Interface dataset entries
· · · ·
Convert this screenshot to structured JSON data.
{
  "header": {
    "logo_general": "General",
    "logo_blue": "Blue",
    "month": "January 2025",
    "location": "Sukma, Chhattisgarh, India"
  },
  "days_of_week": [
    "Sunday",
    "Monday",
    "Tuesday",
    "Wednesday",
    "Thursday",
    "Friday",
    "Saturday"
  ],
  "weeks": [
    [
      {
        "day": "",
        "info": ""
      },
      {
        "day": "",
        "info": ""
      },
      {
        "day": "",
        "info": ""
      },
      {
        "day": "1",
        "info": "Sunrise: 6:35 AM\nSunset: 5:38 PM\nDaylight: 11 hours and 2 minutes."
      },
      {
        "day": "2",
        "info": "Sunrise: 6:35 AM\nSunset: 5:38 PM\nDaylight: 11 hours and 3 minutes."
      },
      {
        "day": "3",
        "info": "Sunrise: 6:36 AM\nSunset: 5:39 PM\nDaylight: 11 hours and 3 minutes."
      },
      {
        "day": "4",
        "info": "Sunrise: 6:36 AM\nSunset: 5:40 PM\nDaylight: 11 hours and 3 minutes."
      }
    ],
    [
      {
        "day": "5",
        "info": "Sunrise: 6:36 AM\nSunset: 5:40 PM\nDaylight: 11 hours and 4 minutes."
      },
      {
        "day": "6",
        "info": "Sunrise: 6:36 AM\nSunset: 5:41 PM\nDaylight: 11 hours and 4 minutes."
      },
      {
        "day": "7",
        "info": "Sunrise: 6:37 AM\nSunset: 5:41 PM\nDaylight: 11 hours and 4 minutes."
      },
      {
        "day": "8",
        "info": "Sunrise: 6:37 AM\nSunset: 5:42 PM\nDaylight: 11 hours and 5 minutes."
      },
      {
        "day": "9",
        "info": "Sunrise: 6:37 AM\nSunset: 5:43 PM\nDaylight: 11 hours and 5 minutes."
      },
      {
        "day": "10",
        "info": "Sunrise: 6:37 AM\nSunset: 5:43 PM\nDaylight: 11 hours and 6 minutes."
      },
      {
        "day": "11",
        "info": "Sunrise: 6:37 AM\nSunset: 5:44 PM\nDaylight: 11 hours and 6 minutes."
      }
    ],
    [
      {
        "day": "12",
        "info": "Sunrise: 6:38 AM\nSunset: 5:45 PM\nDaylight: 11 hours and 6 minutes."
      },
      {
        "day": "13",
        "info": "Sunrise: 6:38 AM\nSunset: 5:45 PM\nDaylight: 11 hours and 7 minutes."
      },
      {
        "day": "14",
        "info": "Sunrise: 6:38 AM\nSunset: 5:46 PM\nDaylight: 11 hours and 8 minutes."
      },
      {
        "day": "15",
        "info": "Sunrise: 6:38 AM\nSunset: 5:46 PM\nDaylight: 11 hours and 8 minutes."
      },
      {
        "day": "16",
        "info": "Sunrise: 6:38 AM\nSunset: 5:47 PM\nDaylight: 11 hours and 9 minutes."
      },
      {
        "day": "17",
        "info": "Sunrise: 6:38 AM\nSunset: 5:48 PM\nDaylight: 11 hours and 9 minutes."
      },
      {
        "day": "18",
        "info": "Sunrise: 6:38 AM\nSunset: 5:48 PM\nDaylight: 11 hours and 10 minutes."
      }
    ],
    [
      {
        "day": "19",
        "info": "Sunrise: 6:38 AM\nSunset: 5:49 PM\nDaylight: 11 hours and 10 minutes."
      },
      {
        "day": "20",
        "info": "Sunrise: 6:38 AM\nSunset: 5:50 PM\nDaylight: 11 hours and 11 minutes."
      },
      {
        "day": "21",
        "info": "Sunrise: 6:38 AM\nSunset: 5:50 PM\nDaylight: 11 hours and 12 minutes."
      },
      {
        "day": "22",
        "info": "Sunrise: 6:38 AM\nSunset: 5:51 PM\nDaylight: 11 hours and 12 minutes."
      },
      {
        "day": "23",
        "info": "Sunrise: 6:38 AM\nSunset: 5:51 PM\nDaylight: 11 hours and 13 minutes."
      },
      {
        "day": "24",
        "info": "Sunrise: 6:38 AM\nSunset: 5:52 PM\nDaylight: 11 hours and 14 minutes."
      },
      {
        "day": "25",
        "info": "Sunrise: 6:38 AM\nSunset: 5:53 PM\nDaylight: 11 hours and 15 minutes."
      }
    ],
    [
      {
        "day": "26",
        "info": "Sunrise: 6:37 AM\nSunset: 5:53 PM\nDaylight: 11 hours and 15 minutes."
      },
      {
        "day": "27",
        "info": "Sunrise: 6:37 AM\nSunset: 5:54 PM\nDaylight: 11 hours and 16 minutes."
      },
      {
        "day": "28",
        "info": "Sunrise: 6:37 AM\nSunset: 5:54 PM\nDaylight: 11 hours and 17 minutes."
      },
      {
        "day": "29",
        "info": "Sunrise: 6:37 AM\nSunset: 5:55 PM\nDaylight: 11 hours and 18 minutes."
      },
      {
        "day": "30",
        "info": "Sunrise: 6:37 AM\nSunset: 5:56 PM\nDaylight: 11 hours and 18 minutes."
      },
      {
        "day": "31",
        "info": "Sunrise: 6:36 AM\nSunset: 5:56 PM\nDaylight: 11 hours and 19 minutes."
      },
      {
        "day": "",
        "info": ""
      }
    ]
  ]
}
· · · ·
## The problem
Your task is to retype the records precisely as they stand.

## Result of this task
Convert this screenshot to structured JSON data.
{
  "header": {
    "logo_general": "General",
    "logo_blue": "Blue",
    "month": "January 2025",
    "location": "Sukma, Chhattisgarh, India"
  },
  "days_of_week": [
    "Sunday",
    "Monday",
    "Tuesday",
    "Wednesday",
    "Thursday",
    "Friday",
    "Saturday"
  ],
  "weeks": [
    [
      {
        "day": "",
        "info": ""
      },
      {
        "day": "",
        "info": ""
      },
      {
        "day": "",
        "info": ""
      },
      {
        "day": "1",
        "info": "Sunrise: 6:35 AM\nSunset: 5:38 PM\nDaylight: 11 hours and 2 minutes."
      },
      {
        "day": "2",
        "info": "Sunrise: 6:35 AM\nSunset: 5:38 PM\nDaylight: 11 hours and 3 minutes."
      },
      {
        "day": "3",
        "info": "Sunrise: 6:36 AM\nSunset: 5:39 PM\nDaylight: 11 hours and 3 minutes."
      },
      {
        "day": "4",
        "info": "Sunrise: 6:36 AM\nSunset: 5:40 PM\nDaylight: 11 hours and 3 minutes."
      }
    ],
    [
      {
        "day": "5",
        "info": "Sunrise: 6:36 AM\nSunset: 5:40 PM\nDaylight: 11 hours and 4 minutes."
      },
      {
        "day": "6",
        "info": "Sunrise: 6:36 AM\nSunset: 5:41 PM\nDaylight: 11 hours and 4 minutes."
      },
      {
        "day": "7",
        "info": "Sunrise: 6:37 AM\nSunset: 5:41 PM\nDaylight: 11 hours and 4 minutes."
      },
      {
        "day": "8",
        "info": "Sunrise: 6:37 AM\nSunset: 5:42 PM\nDaylight: 11 hours and 5 minutes."
      },
      {
        "day": "9",
        "info": "Sunrise: 6:37 AM\nSunset: 5:43 PM\nDaylight: 11 hours and 5 minutes."
      },
      {
        "day": "10",
        "info": "Sunrise: 6:37 AM\nSunset: 5:43 PM\nDaylight: 11 hours and 6 minutes."
      },
      {
        "day": "11",
        "info": "Sunrise: 6:37 AM\nSunset: 5:44 PM\nDaylight: 11 hours and 6 minutes."
      }
    ],
    [
      {
        "day": "12",
        "info": "Sunrise: 6:38 AM\nSunset: 5:45 PM\nDaylight: 11 hours and 6 minutes."
      },
      {
        "day": "13",
        "info": "Sunrise: 6:38 AM\nSunset: 5:45 PM\nDaylight: 11 hours and 7 minutes."
      },
      {
        "day": "14",
        "info": "Sunrise: 6:38 AM\nSunset: 5:46 PM\nDaylight: 11 hours and 8 minutes."
      },
      {
        "day": "15",
        "info": "Sunrise: 6:38 AM\nSunset: 5:46 PM\nDaylight: 11 hours and 8 minutes."
      },
      {
        "day": "16",
        "info": "Sunrise: 6:38 AM\nSunset: 5:47 PM\nDaylight: 11 hours and 9 minutes."
      },
      {
        "day": "17",
        "info": "Sunrise: 6:38 AM\nSunset: 5:48 PM\nDaylight: 11 hours and 9 minutes."
      },
      {
        "day": "18",
        "info": "Sunrise: 6:38 AM\nSunset: 5:48 PM\nDaylight: 11 hours and 10 minutes."
      }
    ],
    [
      {
        "day": "19",
        "info": "Sunrise: 6:38 AM\nSunset: 5:49 PM\nDaylight: 11 hours and 10 minutes."
      },
      {
        "day": "20",
        "info": "Sunrise: 6:38 AM\nSunset: 5:50 PM\nDaylight: 11 hours and 11 minutes."
      },
      {
        "day": "21",
        "info": "Sunrise: 6:38 AM\nSunset: 5:50 PM\nDaylight: 11 hours and 12 minutes."
      },
      {
        "day": "22",
        "info": "Sunrise: 6:38 AM\nSunset: 5:51 PM\nDaylight: 11 hours and 12 minutes."
      },
      {
        "day": "23",
        "info": "Sunrise: 6:38 AM\nSunset: 5:51 PM\nDaylight: 11 hours and 13 minutes."
      },
      {
        "day": "24",
        "info": "Sunrise: 6:38 AM\nSunset: 5:52 PM\nDaylight: 11 hours and 14 minutes."
      },
      {
        "day": "25",
        "info": "Sunrise: 6:38 AM\nSunset: 5:53 PM\nDaylight: 11 hours and 15 minutes."
      }
    ],
    [
      {
        "day": "26",
        "info": "Sunrise: 6:37 AM\nSunset: 5:53 PM\nDaylight: 11 hours and 15 minutes."
      },
      {
        "day": "27",
        "info": "Sunrise: 6:37 AM\nSunset: 5:54 PM\nDaylight: 11 hours and 16 minutes."
      },
      {
        "day": "28",
        "info": "Sunrise: 6:37 AM\nSunset: 5:54 PM\nDaylight: 11 hours and 17 minutes."
      },
      {
        "day": "29",
        "info": "Sunrise: 6:37 AM\nSunset: 5:55 PM\nDaylight: 11 hours and 18 minutes."
      },
      {
        "day": "30",
        "info": "Sunrise: 6:37 AM\nSunset: 5:56 PM\nDaylight: 11 hours and 18 minutes."
      },
      {
        "day": "31",
        "info": "Sunrise: 6:36 AM\nSunset: 5:56 PM\nDaylight: 11 hours and 19 minutes."
      },
      {
        "day": "",
        "info": ""
      }
    ]
  ]
}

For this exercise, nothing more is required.